hunting for themselves
deer and hadron know where they are

but as for hart and meson
deer and hadron don’t know

the pumping heart is weary
hart and meson make it so

so deer and hadron leave hart and meson
well enough alone

deer and hadron can’t fill their weary mind
with hart and meson

nor draw the meson from meson and hart
who flee the stippling forest

deer and hadron will not follow
they don’t attempt it

it would be like trying to hold
hart and meson in a net

made of hart and meson only
deer and hadron doubt they could do this

so deer and hadron imagine spending eons
hunting hart and meson in vain

it’d be like starting with ferns
then attempting to forge diamonds blindfolded

besides what is written around your fair neck
you can’t read and in the end

hart and meson cease to be what deer and hadron go wild to tame
though hart and meson, deer and hadron are the same

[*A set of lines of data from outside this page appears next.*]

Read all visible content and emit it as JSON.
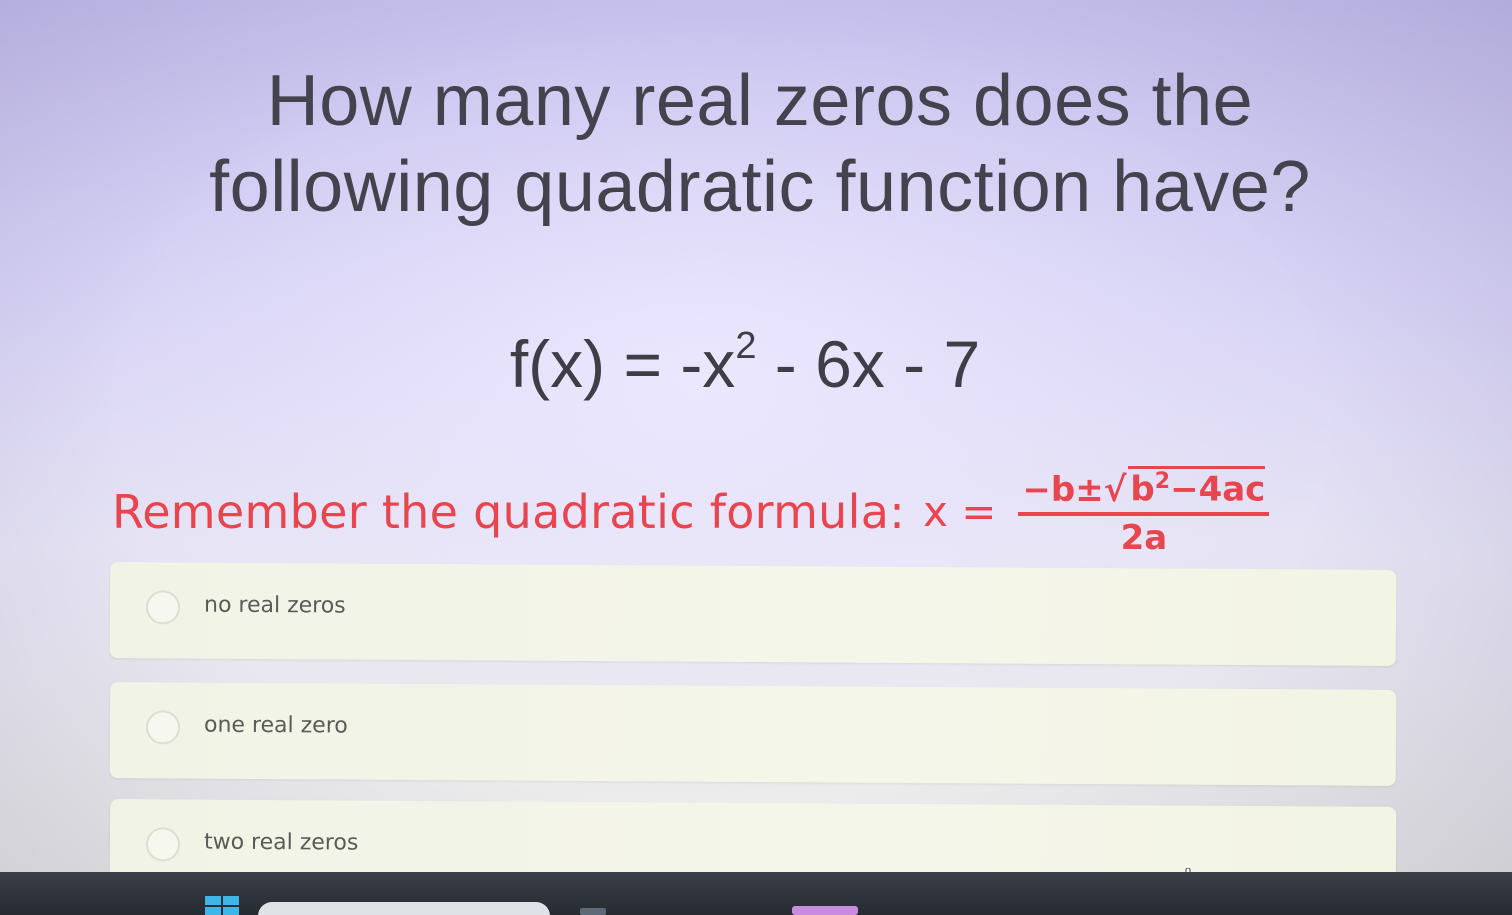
{
  "question": {
    "line1": "How many real zeros does the",
    "line2": "following quadratic function have?"
  },
  "equation": {
    "lhs": "f(x) = -x",
    "exponent": "2",
    "rhs": " - 6x - 7"
  },
  "reminder": {
    "text": "Remember the quadratic formula:",
    "x_equals": "x =",
    "numerator_pre": "−b±√",
    "numerator_rad": "b",
    "numerator_exp": "2",
    "numerator_post": "−4ac",
    "denominator": "2a"
  },
  "choices": [
    {
      "label": "no real zeros"
    },
    {
      "label": "one real zero"
    },
    {
      "label": "two real zeros"
    }
  ],
  "colors": {
    "accent_red": "#e8454f",
    "question_text": "#44424c",
    "taskbar": "#2b2f36",
    "start_icon": "#3fb6e8"
  },
  "icons": {
    "taskbar_start": "windows-start-icon",
    "cursor": "hand-pointer-icon"
  }
}
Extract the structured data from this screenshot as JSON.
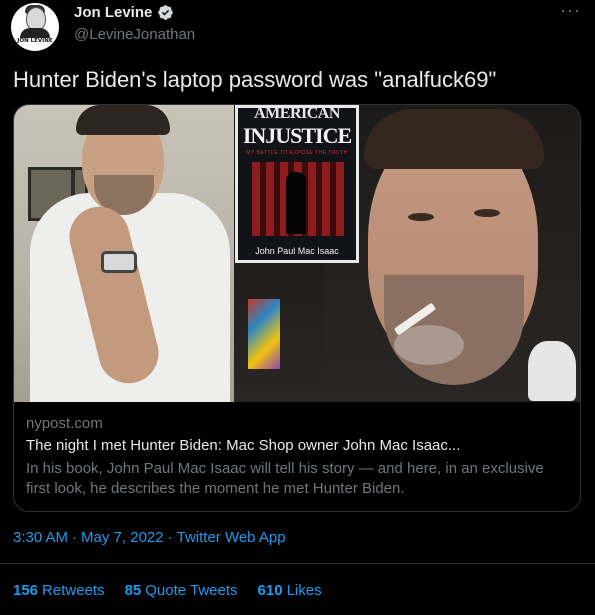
{
  "author": {
    "name": "Jon Levine",
    "handle": "@LevineJonathan",
    "avatar_text": "JON LEVINE",
    "verified": true
  },
  "tweet": {
    "text": "Hunter Biden's laptop password was \"analfuck69\"",
    "more_icon": "···"
  },
  "link_card": {
    "book": {
      "title_top": "AMERICAN",
      "title_main": "INJUSTICE",
      "subtitle": "MY BATTLE TO EXPOSE THE TRUTH",
      "author": "John Paul Mac Isaac"
    },
    "domain": "nypost.com",
    "title": "The night I met Hunter Biden: Mac Shop owner John Mac Isaac...",
    "description": "In his book, John Paul Mac Isaac will tell his story — and here, in an exclusive first look, he describes the moment he met Hunter Biden."
  },
  "meta": {
    "time": "3:30 AM",
    "separator1": "·",
    "date": "May 7, 2022",
    "separator2": "·",
    "source": "Twitter Web App"
  },
  "stats": [
    {
      "count": "156",
      "label": "Retweets"
    },
    {
      "count": "85",
      "label": "Quote Tweets"
    },
    {
      "count": "610",
      "label": "Likes"
    }
  ],
  "colors": {
    "background": "#000000",
    "text": "#e7e9ea",
    "secondary": "#71767b",
    "accent": "#1d9bf0",
    "border": "#2f3336"
  }
}
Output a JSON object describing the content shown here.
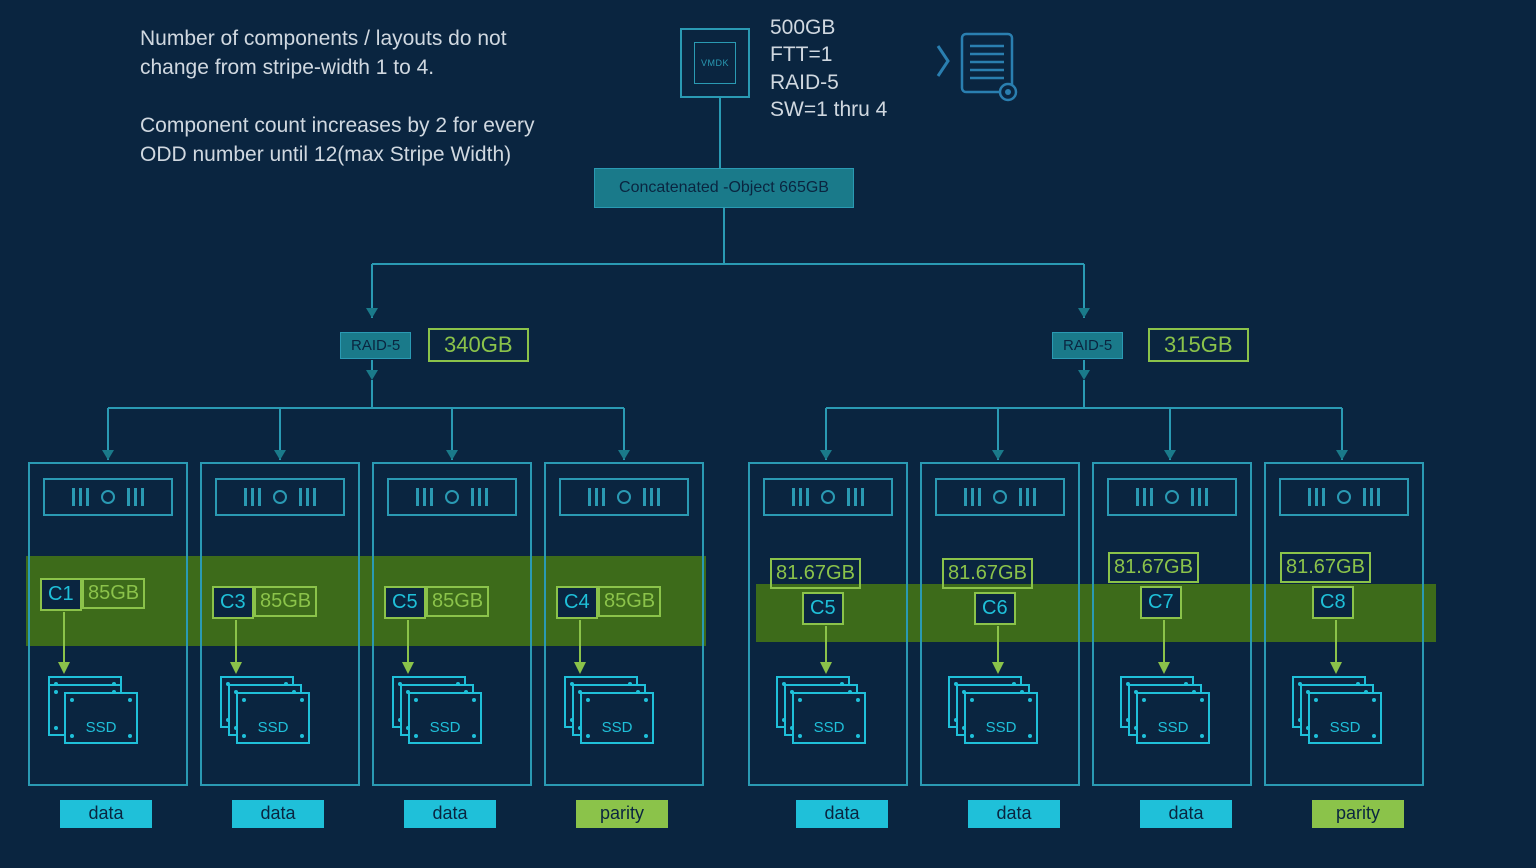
{
  "description": {
    "p1": "Number of components / layouts do not change from stripe-width 1 to 4.",
    "p2": "Component count increases by 2 for every ODD number until 12(max Stripe Width)"
  },
  "vmdk_label": "VMDK",
  "policy": {
    "line1": "500GB",
    "line2": "FTT=1",
    "line3": "RAID-5",
    "line4": "SW=1 thru 4"
  },
  "concat_label": "Concatenated -Object 665GB",
  "left_group": {
    "raid_label": "RAID-5",
    "size": "340GB",
    "hosts": [
      {
        "comp": "C1",
        "size": "85GB",
        "type": "data"
      },
      {
        "comp": "C3",
        "size": "85GB",
        "type": "data"
      },
      {
        "comp": "C5",
        "size": "85GB",
        "type": "data"
      },
      {
        "comp": "C4",
        "size": "85GB",
        "type": "parity"
      }
    ]
  },
  "right_group": {
    "raid_label": "RAID-5",
    "size": "315GB",
    "hosts": [
      {
        "comp": "C5",
        "size": "81.67GB",
        "type": "data"
      },
      {
        "comp": "C6",
        "size": "81.67GB",
        "type": "data"
      },
      {
        "comp": "C7",
        "size": "81.67GB",
        "type": "data"
      },
      {
        "comp": "C8",
        "size": "81.67GB",
        "type": "parity"
      }
    ]
  },
  "ssd_label": "SSD",
  "type_labels": {
    "data": "data",
    "parity": "parity"
  }
}
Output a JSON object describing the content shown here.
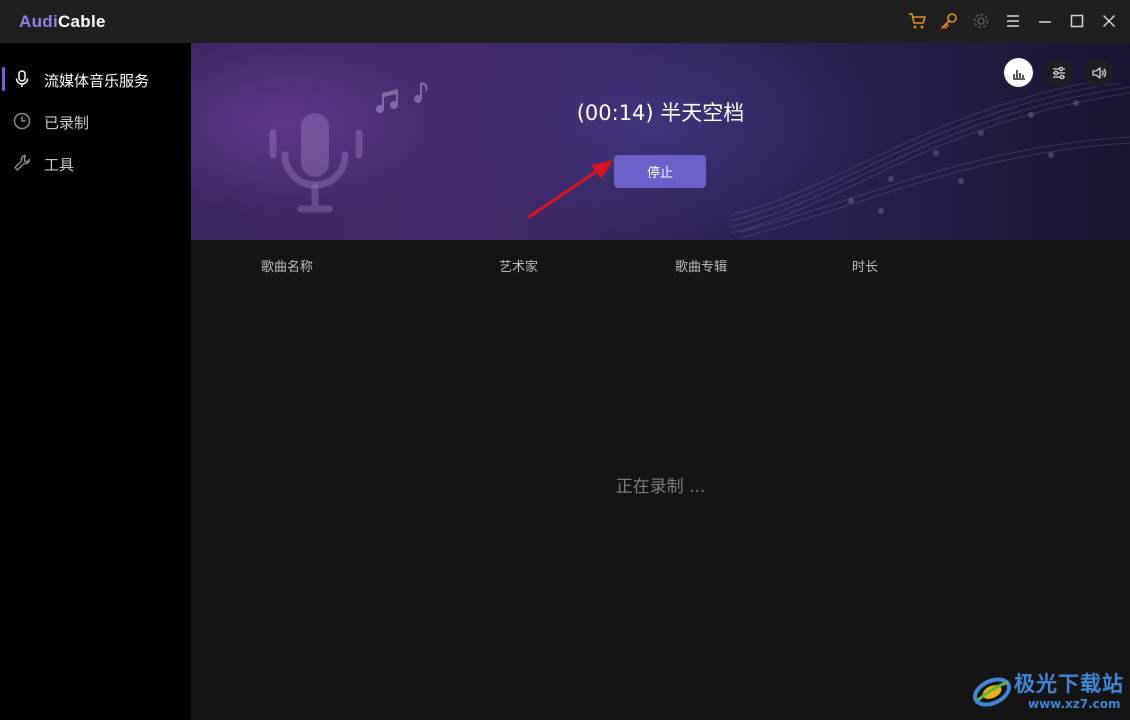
{
  "app": {
    "logo_part1": "Audi",
    "logo_part2": "Cable"
  },
  "titlebar": {
    "icons": [
      "cart-icon",
      "key-icon",
      "gear-icon",
      "menu-icon",
      "minimize-icon",
      "maximize-icon",
      "close-icon"
    ]
  },
  "sidebar": {
    "items": [
      {
        "label": "流媒体音乐服务",
        "icon": "microphone-icon",
        "active": true
      },
      {
        "label": "已录制",
        "icon": "clock-icon",
        "active": false
      },
      {
        "label": "工具",
        "icon": "wrench-icon",
        "active": false
      }
    ]
  },
  "banner": {
    "title": "(00:14) 半天空档",
    "stop_label": "停止",
    "buttons": [
      "equalizer-icon",
      "sliders-icon",
      "volume-icon"
    ]
  },
  "table": {
    "headers": [
      "歌曲名称",
      "艺术家",
      "歌曲专辑",
      "时长"
    ]
  },
  "status": {
    "recording_text": "正在录制 ..."
  },
  "watermark": {
    "brand": "极光下载站",
    "site": "www.xz7.com"
  },
  "colors": {
    "accent": "#6b5fc9",
    "logo_accent": "#8f84e6",
    "titlebar_icons": "#e0922a",
    "arrow": "#d4141e"
  }
}
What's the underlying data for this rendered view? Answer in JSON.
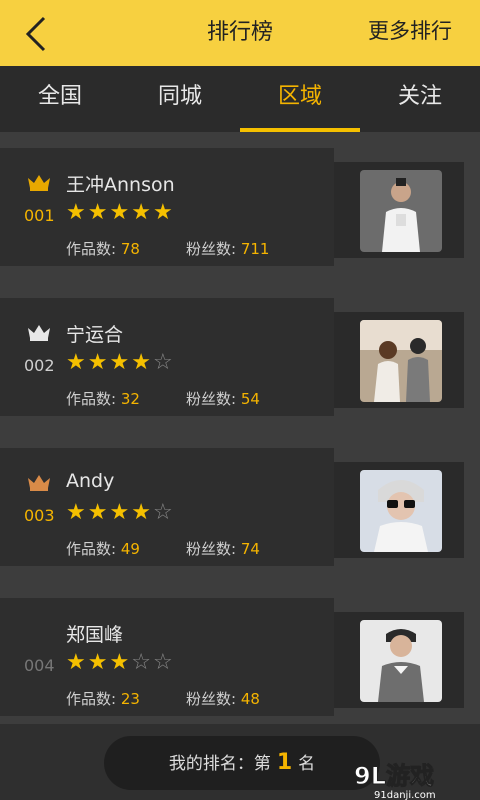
{
  "header": {
    "title": "排行榜",
    "more_label": "更多排行"
  },
  "tabs": [
    {
      "label": "全国"
    },
    {
      "label": "同城"
    },
    {
      "label": "区域"
    },
    {
      "label": "关注"
    }
  ],
  "active_tab": "区域",
  "list": [
    {
      "rank": "001",
      "crown": "gold-crown-icon",
      "name": "王冲Annson",
      "stars": 5,
      "works_label": "作品数",
      "works": "78",
      "fans_label": "粉丝数",
      "fans": "711"
    },
    {
      "rank": "002",
      "crown": "silver-crown-icon",
      "name": "宁运合",
      "stars": 4,
      "works_label": "作品数",
      "works": "32",
      "fans_label": "粉丝数",
      "fans": "54"
    },
    {
      "rank": "003",
      "crown": "bronze-crown-icon",
      "name": "Andy",
      "stars": 4,
      "works_label": "作品数",
      "works": "49",
      "fans_label": "粉丝数",
      "fans": "74"
    },
    {
      "rank": "004",
      "crown": "",
      "name": "郑国峰",
      "stars": 3,
      "works_label": "作品数",
      "works": "23",
      "fans_label": "粉丝数",
      "fans": "48"
    }
  ],
  "bottom": {
    "my_rank_prefix": "我的排名：第",
    "my_rank_value": "1",
    "my_rank_suffix": "名"
  },
  "watermark": {
    "logo_text": "9L游戏",
    "site": "91danji.com"
  },
  "colors": {
    "accent": "#f5c000",
    "header_bg": "#f7d040",
    "rank_text": "#f5b400"
  }
}
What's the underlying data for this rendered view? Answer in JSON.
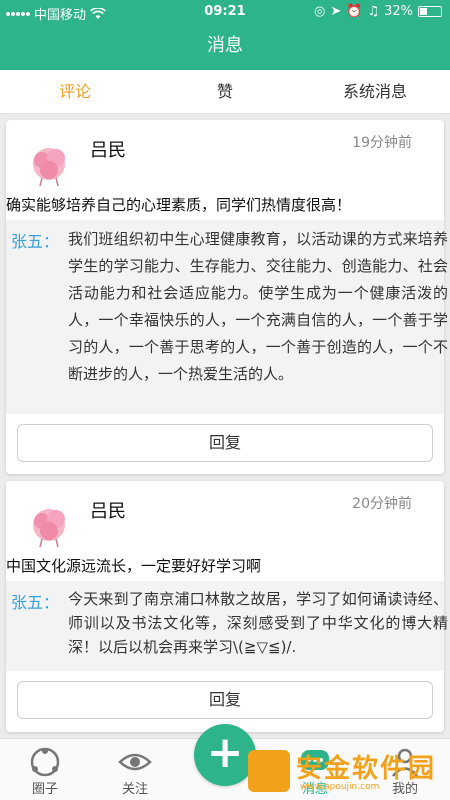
{
  "status_bar": {
    "carrier": "中国移动",
    "time": "09:21",
    "battery": "32%"
  },
  "header": {
    "title": "消息"
  },
  "tabs": [
    {
      "label": "评论",
      "active": true
    },
    {
      "label": "赞",
      "active": false
    },
    {
      "label": "系统消息",
      "active": false
    }
  ],
  "posts": [
    {
      "author": "吕民",
      "time": "19分钟前",
      "comment": "确实能够培养自己的心理素质，同学们热情度很高！",
      "reply_name": "张五：",
      "reply_text": "我们班组织初中生心理健康教育，以活动课的方式来培养学生的学习能力、生存能力、交往能力、创造能力、社会活动能力和社会适应能力。使学生成为一个健康活泼的人，一个幸福快乐的人，一个充满自信的人，一个善于学习的人，一个善于思考的人，一个善于创造的人，一个不断进步的人，一个热爱生活的人。",
      "reply_button": "回复"
    },
    {
      "author": "吕民",
      "time": "20分钟前",
      "comment": "中国文化源远流长，一定要好好学习啊",
      "reply_name": "张五：",
      "reply_text": "今天来到了南京浦口林散之故居，学习了如何诵读诗经、师训以及书法文化等，深刻感受到了中华文化的博大精深！以后以机会再来学习\\(≧▽≦)/.",
      "reply_button": "回复"
    }
  ],
  "bottom_nav": [
    {
      "label": "圈子",
      "icon": "circle-people-icon"
    },
    {
      "label": "关注",
      "icon": "eye-icon"
    },
    {
      "label": "消息",
      "icon": "chat-icon",
      "active": true
    },
    {
      "label": "我的",
      "icon": "person-icon"
    }
  ],
  "add_button": {
    "label": "+"
  },
  "watermark": {
    "text": "安金软件园",
    "url": "www.apoujin.com"
  },
  "colors": {
    "primary": "#2db48a",
    "tab_active": "#f0a020",
    "reply_name": "#3aa0d8",
    "watermark": "#f2a11b"
  }
}
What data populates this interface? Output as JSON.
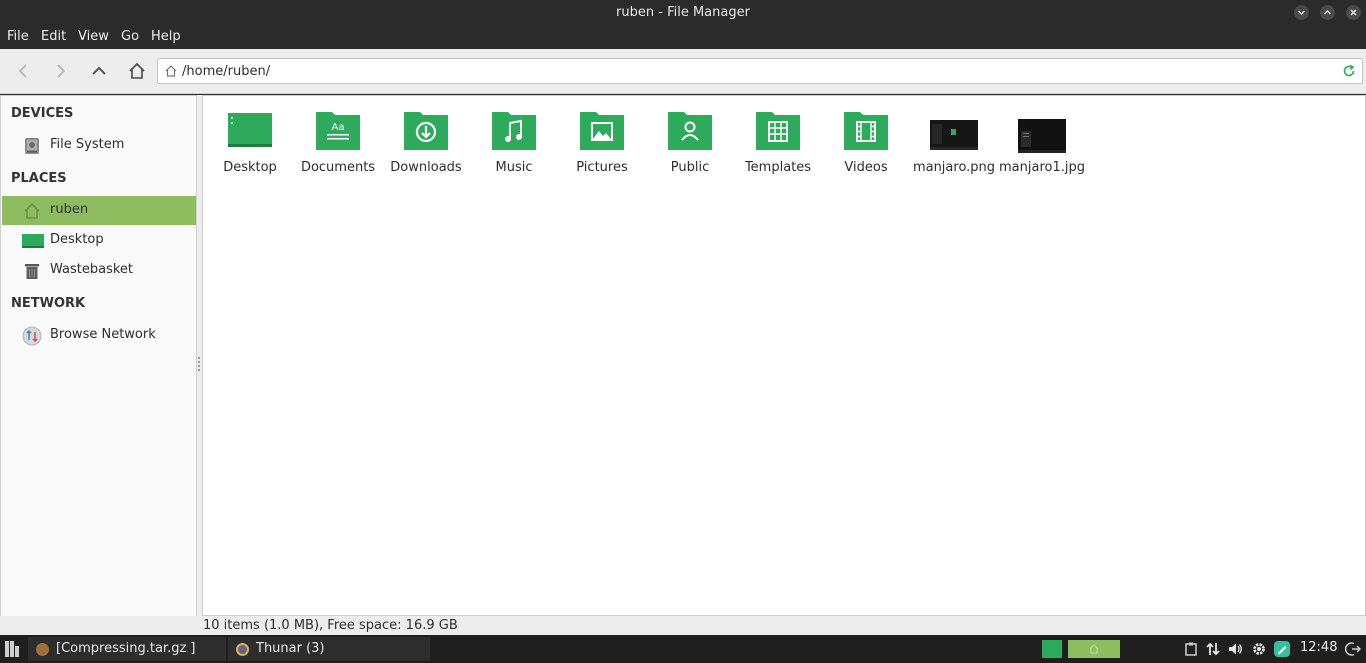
{
  "window": {
    "title": "ruben - File Manager",
    "controls": [
      "minimize-icon",
      "maximize-icon",
      "close-icon"
    ]
  },
  "menubar": {
    "items": [
      "File",
      "Edit",
      "View",
      "Go",
      "Help"
    ]
  },
  "toolbar": {
    "back_icon": "chevron-left-icon",
    "forward_icon": "chevron-right-icon",
    "up_icon": "chevron-up-icon",
    "home_icon": "home-icon",
    "location": "/home/ruben/",
    "reload_icon": "reload-icon"
  },
  "sidebar": {
    "devices_heading": "DEVICES",
    "devices": [
      {
        "label": "File System",
        "icon": "harddisk-icon"
      }
    ],
    "places_heading": "PLACES",
    "places": [
      {
        "label": "ruben",
        "icon": "home-icon",
        "active": true
      },
      {
        "label": "Desktop",
        "icon": "desktop-icon"
      },
      {
        "label": "Wastebasket",
        "icon": "trash-icon"
      }
    ],
    "network_heading": "NETWORK",
    "network": [
      {
        "label": "Browse Network",
        "icon": "network-icon"
      }
    ]
  },
  "files": [
    {
      "name": "Desktop",
      "icon": "desktop-folder-icon"
    },
    {
      "name": "Documents",
      "icon": "documents-folder-icon"
    },
    {
      "name": "Downloads",
      "icon": "downloads-folder-icon"
    },
    {
      "name": "Music",
      "icon": "music-folder-icon"
    },
    {
      "name": "Pictures",
      "icon": "pictures-folder-icon"
    },
    {
      "name": "Public",
      "icon": "public-folder-icon"
    },
    {
      "name": "Templates",
      "icon": "templates-folder-icon"
    },
    {
      "name": "Videos",
      "icon": "videos-folder-icon"
    },
    {
      "name": "manjaro.png",
      "icon": "image-thumbnail"
    },
    {
      "name": "manjaro1.jpg",
      "icon": "image-thumbnail"
    }
  ],
  "statusbar": {
    "text": "10 items (1.0 MB), Free space: 16.9 GB"
  },
  "taskbar": {
    "tasks": [
      {
        "label": "[Compressing.tar.gz ]"
      },
      {
        "label": "Thunar (3)"
      }
    ],
    "clock": "12:48"
  },
  "colors": {
    "accent": "#2eaa5c",
    "selection": "#8ebd5f",
    "titlebar": "#2b2b2b"
  }
}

A 'translation' from Thomas Wyatt's  "Whoso List to Hunt." One thing that I find fascinating about reading much of Wyatt's verse is that, on first reading, the language may seem unintelligible, almost a nonse grammar of words skewed or unhinged from the dictionary. Of course, by refocussing, I realize that I can understand it, with little recourse to a glossary of Elizabethan words. "What? Oh, yeah. I understand. I began with the scaffolding of the Wyatt text, and then substituted 'deer and hadron' and 'hart and meson' for various forms of the first person pronoun. I like the slipperiness of meaning that his brings to the poem. It seems to me much like my experience of the original. Then I played with the text, trying to keep something of the stylized Elizabethan tone, grammar, rhythm, and the prosody of its semantic unfolding while discovered an array of possible poemicities -- meaning, allusion, emotion, music.


Jeff said…
Slipperiness of meaning is the thing, and the other thing is, I love this!
gary barwin said…
Thanks, Jeff.

I like the idea of metaphorical 'slipperiness'. Makes me think of some kind of semantic toboggan.